Your answer is to be every line of the material that includes the string "content".

*** Supplied information Section Begins ***

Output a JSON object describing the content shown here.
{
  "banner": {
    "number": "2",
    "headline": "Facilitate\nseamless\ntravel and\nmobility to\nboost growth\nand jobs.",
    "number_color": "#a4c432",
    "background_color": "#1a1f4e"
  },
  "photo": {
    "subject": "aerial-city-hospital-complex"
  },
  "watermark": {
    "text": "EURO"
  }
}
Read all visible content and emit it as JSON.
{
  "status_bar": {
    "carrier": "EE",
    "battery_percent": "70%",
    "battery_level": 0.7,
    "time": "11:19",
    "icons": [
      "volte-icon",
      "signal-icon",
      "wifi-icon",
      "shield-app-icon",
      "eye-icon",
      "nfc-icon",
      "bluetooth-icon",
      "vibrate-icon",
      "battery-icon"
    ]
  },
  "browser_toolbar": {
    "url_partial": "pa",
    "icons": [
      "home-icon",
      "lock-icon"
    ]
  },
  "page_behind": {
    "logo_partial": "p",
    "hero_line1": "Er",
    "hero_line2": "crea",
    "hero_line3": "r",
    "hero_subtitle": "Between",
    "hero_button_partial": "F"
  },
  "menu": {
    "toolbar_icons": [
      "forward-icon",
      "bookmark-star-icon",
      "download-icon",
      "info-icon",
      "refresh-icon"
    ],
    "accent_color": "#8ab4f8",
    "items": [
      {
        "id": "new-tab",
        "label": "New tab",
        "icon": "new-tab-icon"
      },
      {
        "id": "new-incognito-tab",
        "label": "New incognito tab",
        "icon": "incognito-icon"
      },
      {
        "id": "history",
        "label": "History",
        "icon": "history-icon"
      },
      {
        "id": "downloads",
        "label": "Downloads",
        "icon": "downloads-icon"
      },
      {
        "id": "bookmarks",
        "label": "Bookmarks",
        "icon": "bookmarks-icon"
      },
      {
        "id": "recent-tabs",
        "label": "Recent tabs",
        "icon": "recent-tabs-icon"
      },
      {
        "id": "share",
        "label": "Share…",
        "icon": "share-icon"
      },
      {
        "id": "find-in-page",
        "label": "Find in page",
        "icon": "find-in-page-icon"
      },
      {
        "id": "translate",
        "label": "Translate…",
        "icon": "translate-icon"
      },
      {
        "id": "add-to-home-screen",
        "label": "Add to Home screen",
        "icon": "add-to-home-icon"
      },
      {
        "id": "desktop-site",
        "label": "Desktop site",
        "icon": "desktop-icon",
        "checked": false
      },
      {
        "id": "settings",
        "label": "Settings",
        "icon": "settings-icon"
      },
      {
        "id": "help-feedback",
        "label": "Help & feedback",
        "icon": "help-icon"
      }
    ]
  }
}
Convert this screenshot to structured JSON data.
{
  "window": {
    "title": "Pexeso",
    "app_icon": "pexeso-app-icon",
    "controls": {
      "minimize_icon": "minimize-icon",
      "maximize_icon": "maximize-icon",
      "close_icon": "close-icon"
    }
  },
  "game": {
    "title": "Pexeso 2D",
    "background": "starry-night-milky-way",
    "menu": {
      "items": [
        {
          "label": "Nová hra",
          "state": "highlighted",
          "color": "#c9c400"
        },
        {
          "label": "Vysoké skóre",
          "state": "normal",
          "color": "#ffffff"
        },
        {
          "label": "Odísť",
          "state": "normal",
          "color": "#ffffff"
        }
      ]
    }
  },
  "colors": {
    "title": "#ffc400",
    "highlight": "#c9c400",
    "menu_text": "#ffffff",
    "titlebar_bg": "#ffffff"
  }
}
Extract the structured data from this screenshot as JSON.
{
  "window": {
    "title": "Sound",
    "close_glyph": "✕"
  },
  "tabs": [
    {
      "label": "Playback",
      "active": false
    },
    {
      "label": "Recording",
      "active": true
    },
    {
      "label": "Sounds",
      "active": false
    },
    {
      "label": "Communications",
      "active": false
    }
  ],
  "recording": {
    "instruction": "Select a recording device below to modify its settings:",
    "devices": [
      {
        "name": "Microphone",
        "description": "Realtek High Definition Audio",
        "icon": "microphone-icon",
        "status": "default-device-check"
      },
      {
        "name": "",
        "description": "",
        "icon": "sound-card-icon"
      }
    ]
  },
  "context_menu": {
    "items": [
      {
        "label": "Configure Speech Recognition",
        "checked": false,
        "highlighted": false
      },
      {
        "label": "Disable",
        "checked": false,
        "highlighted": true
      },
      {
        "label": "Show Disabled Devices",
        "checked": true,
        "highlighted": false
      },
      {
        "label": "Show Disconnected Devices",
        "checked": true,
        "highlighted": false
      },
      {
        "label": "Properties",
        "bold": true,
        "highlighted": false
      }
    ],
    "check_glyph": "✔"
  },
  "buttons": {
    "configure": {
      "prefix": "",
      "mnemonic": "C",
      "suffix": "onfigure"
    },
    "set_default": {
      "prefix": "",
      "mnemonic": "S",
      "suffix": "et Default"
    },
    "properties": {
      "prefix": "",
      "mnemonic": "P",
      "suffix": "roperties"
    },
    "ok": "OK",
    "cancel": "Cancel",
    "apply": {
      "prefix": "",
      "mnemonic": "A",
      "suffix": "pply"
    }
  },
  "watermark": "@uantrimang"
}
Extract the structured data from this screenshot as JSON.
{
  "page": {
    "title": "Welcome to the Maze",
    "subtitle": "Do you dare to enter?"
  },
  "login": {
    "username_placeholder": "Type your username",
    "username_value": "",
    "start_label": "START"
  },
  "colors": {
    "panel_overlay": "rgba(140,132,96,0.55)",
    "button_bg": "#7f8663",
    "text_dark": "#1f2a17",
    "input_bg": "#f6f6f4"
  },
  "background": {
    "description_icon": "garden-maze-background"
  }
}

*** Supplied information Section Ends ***

* Expected answer *
Output a JSON object describing the content shown here.
Read all visible content and emit it as JSON.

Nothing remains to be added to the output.